Dame Joan Vickers

I thank the right hon. Gentleman for that reply. A number of schemes have been started which, owing to devaluation, may not be finished. What action does he propose to take?

Mr. Prentice

As I said earlier, the effects of devaluation on the value of our aid is an extra £10 million worth of cost. about 5 per cent, of the £205 million total. We still have to work out how far the effects of that will be felt by the countries immediately affected by devaluation or whether there is to be some readjustment between those countries and others. We are still working that out.

Sir G. de Freitas

As other former colonial Powers maintain a high level of aid to their former colonies, will my right hon. Friend at least ensure that we do not fall behind them?

Mr. Prentice

It is important to recognise that we are not uniquely generous in this respect. Leaving aside private investment, our official aid amounts to about .6 of 1 per cent, of our national income. This is about the average for aid donor countries outside the Communist bloc.

Mr. Biggs-Davison

In view of the U.N.C.T.A.D. proposal that trade preference should be extended to all developing countries, will the Government give an undertaking that the first preference will be maintained for Commonwealth and colonial territories?

Mr. Prentice
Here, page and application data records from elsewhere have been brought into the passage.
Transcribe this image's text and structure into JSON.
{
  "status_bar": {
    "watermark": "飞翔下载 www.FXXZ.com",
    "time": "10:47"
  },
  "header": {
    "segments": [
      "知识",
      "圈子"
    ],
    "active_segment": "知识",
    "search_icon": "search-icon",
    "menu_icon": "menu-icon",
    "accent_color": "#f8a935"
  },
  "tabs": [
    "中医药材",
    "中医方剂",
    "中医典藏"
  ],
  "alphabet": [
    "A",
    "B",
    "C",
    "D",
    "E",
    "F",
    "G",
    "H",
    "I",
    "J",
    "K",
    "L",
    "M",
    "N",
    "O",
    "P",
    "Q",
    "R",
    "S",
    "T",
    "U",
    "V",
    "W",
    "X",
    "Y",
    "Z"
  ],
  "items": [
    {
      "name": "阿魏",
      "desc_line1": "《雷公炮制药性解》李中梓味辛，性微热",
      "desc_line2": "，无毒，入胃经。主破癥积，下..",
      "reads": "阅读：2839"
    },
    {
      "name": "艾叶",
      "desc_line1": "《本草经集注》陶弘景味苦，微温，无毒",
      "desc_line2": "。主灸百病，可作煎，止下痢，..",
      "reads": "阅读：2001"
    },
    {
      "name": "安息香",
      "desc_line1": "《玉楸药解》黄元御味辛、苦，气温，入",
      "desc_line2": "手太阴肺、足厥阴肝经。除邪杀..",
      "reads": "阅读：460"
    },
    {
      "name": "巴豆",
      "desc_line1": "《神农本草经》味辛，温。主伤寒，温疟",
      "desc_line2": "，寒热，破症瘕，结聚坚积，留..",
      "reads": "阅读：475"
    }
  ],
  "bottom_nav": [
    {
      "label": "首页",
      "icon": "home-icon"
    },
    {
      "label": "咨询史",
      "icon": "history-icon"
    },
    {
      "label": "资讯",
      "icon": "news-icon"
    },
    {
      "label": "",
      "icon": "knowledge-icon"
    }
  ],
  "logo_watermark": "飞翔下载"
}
Trade questions will be discussed at the U.N.C.T.A.D. conference, and these are rather complicated. I think that the question asked here is more a matter for my right hon. Friend the President of the Board of Trade, who will lead the British delegation to the conference.

Mr. Leadbitter

Bearing in mind that loans and aid to our Commonwealth and colonial dependent territories are of vital importance to many of them, particularly such places as The Gambia, possible cuts in aid to them should not come into the Government's thinking at all. Would not my right hon. Friend agree that any cuts should come in the areas where the Governments are particularly hostile to us?

Mr. Prentice

These questions are all of great importance to Commonwealth countries, and I certainly bear in mind what my right hon. Friend the Prime Minister said on Tuesday, when he pointed out that it was peculiar that some right hon. and hon Members opposite who proclaim their belief in the Commonwealth are inclined to oppose these programmes.